All lines from the one with "What data populates" to the end of the entries below must be written out exactly. Leave out any other line.

· · ·

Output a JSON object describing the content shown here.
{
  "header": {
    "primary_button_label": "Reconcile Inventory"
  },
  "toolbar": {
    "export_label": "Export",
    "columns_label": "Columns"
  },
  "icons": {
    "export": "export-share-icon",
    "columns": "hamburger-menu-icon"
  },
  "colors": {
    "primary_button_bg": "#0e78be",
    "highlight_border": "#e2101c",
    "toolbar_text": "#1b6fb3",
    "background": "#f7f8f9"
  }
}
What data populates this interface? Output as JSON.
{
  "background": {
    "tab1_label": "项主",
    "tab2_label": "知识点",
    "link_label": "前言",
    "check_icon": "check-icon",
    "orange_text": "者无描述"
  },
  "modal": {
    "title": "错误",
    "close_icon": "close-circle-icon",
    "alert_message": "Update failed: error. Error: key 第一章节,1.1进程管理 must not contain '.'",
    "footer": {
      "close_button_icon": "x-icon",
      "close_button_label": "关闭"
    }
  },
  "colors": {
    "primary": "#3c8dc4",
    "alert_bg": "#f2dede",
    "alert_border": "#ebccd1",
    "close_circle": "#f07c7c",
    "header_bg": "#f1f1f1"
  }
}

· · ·

### Response below
What data populates this interface? Output as JSON.
{
  "background": {
    "tab1_label": "项主",
    "tab2_label": "知识点",
    "link_label": "前言",
    "check_icon": "check-icon",
    "orange_text": "者无描述"
  },
  "modal": {
    "title": "错误",
    "close_icon": "close-circle-icon",
    "alert_message": "Update failed: error. Error: key 第一章节,1.1进程管理 must not contain '.'",
    "footer": {
      "close_button_icon": "x-icon",
      "close_button_label": "关闭"
    }
  },
  "colors": {
    "primary": "#3c8dc4",
    "alert_bg": "#f2dede",
    "alert_border": "#ebccd1",
    "close_circle": "#f07c7c",
    "header_bg": "#f1f1f1"
  }
}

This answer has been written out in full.